“I just felt like cooking. Thought we could have it for lunch tomorrow.” Laura bashed a clove of garlic with the side of her knife. “How was it, anyway? Doesn’t sound like you drank too much.”

“You would have enjoyed it,” Ben replied. “Perhaps not for the right reasons, though.”

She paused, wiping the blade of the knife. “Let me guess. Richard showed you some new additions to his collection.”

Ben took a glass from one of the cupboards. He filled it with water, drank it in one go, and filled it up again. “I touched the Rosetta stone,” he said, wiping the moisture from his mouth.

“No you didn’t. The Rosetta stone is in a case somewhere in the British Museum archives.”

Ben took a step towards her. He pulled back the hair from her fringe and kissed her on the forehead. “Seriously,” he said. “You should come next time we’re invited. I’d like it, if nothing else.”

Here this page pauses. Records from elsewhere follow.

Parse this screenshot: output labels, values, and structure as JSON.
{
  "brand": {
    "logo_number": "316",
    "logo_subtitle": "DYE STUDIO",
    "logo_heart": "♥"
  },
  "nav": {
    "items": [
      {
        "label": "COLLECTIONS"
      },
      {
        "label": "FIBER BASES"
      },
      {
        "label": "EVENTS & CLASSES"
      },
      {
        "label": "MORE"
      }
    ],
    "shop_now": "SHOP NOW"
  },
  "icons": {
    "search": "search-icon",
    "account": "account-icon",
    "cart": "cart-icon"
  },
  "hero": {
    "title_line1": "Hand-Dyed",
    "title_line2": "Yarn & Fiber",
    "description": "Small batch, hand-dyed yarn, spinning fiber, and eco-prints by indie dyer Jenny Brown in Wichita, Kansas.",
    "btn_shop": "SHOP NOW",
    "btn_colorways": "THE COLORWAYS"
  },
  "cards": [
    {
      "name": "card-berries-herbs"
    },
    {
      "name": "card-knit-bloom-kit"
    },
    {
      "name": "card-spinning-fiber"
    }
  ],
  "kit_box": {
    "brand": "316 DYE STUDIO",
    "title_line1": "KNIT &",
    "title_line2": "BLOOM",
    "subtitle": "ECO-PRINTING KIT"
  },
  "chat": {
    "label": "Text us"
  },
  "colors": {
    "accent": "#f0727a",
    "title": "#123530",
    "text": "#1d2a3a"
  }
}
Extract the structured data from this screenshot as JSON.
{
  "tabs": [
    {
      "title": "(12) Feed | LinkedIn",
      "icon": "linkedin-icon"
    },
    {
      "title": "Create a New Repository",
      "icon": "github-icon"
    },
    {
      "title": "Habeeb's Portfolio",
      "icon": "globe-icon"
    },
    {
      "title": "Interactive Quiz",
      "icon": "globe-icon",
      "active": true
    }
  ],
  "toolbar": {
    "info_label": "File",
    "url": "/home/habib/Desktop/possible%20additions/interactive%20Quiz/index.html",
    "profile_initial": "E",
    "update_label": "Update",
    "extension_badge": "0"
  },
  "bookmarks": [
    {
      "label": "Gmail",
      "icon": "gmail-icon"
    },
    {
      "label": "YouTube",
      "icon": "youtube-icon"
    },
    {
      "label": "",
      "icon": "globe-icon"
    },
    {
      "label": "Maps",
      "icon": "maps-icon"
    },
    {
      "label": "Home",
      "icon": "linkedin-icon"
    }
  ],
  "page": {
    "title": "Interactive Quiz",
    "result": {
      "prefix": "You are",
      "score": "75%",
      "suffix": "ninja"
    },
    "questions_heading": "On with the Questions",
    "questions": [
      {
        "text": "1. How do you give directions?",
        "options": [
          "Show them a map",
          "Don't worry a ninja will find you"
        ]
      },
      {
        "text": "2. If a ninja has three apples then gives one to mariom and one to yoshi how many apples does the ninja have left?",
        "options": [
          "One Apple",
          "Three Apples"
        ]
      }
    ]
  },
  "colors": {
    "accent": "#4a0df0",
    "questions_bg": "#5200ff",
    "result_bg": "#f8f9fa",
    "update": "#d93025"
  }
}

She kissed him on the cheek. “I’ll think about it.”

Ben laughed. “That’s a no, then.” He took her hands in his and held them up to the light. They were spattered with paint, blue and green acrylics.  “You know, you should probably wash your hands before you cook.”

“I know. I forgot.”

“Well if I die from food poisoning, I’m blaming it on you.”

She slapped him gently on the arm.

“So did you have a productive evening?” he asked.

“Come and have a look.”

His hand in hers, she led him through to her studio. The floor was covered in newspaper, and a metallic easel stood in the middle of the room. The bases of the legs still held a reflective sheen, but further up, the metal was dark and blackened. A canvas rested on the easel, covered in paint.

As Ben approached the painting, he quickly recognised the scene.

“St Agnes,” he said. “Beady pool.”

“Bingo,” Laura replied. “I finished it half an hour ago.”

They had been there on their honeymoon, spent an afternoon on the beach. A picnic on the sand, followed by a leisurely swim in the sea.

Ben stood in front of the painting, slowly taking in the details. The sand was a pale yellow, and the blue sky was dotted with thin white clouds. A solitary bird hung in the air, its wings spread. But Ben’s favourite aspect of the picture was the water, glistening and shimmering, as though Laura had imbued the paint with purified sunlight. “It’s beautiful,” he said.

Laura came up beside him. In her hand, she held a cigarette lighter. She flicked back the roller, igniting the flame.

“Wait,” he said. “Let me spend some more time with it.”

“Okay,” she said. “I’ll get ready for bed and come back up.”

Laura closed the door behind her, while Ben approached the painting. With his face up close to the canvas he could see the individual brush strokes, could imagine the motion of her wrists. He could smell the paint, still drying.

He stepped back again, taking it all in. For a few minutes he studied the picture, trying to commit it to memory. He closed his eyes, holding the image in his mind, wedging it firmly into his brain.

The door opened and Laura entered, wrapped up in her dressing gown. When she was close enough, Ben put his arm around her waist. “Are you sure I can’t take a photo of it?” he asked. “Just one?”

“No.” There was steel in her voice. “No copies.” She wriggled away from his arm. Next to the light switch was another button. She pushed it, and looked up. There was a metal panel in the ceiling above the easel. It began to move, withdrawing from its position until there was a gap in the roof, a couple of metres across. Looking through the gap, Ben could see the night sky, dotted with stars.

Laura had the lighter out again. “Ready?” she asked.

Ben looked at his wife. There was a speck of blue paint, just under her left earlobe. He hadn’t seen it earlier. He looked back at the painting. “I’m never ready,” he said. “But it’s your painting. Your decision.”

Laura ignited the flame. She held it against the lower corner of the canvas until it caught on the material. The fire spread quickly. The paint crackled, spitting thin plumes of smoke which rose up, filtering through the gap in the roof. Ben felt Laura beside him, felt her hand in his.

In a matter of seconds, the colours in the painting became blackened and indistinct. Together, Ben and Laura watched the fire, until all that remained was ash.